-- Records provided follows --
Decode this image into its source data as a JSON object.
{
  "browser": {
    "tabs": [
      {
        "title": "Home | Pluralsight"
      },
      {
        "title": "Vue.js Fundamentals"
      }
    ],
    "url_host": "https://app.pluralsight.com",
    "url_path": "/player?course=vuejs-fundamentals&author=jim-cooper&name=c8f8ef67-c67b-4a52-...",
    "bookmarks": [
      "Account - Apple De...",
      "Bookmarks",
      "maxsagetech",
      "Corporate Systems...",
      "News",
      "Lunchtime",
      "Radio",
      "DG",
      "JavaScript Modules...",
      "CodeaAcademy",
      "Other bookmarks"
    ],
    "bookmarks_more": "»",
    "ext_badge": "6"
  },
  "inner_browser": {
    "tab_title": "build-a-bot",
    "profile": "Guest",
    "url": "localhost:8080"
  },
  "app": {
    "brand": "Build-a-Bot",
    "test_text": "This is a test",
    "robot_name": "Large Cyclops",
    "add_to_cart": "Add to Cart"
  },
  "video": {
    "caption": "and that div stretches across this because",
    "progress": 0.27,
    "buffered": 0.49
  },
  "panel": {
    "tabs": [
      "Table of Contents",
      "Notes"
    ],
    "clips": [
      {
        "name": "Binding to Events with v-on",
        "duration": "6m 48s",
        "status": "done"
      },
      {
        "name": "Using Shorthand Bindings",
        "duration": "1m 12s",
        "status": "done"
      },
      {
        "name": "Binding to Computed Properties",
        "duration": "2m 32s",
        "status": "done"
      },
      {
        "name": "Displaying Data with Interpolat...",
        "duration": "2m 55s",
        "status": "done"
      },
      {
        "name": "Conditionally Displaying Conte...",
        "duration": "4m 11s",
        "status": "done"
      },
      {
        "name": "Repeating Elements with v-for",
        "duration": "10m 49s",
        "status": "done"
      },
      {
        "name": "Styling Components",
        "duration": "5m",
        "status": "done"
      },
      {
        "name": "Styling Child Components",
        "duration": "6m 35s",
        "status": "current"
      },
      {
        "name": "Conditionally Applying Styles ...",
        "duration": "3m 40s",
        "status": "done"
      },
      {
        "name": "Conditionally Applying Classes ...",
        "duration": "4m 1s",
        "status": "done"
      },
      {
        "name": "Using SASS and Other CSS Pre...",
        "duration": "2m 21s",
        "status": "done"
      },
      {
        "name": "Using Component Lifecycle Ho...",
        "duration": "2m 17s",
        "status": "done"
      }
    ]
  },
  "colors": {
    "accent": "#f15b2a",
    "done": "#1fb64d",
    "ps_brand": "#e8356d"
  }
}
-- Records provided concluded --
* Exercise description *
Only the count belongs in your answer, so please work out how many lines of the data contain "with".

* Output below *
3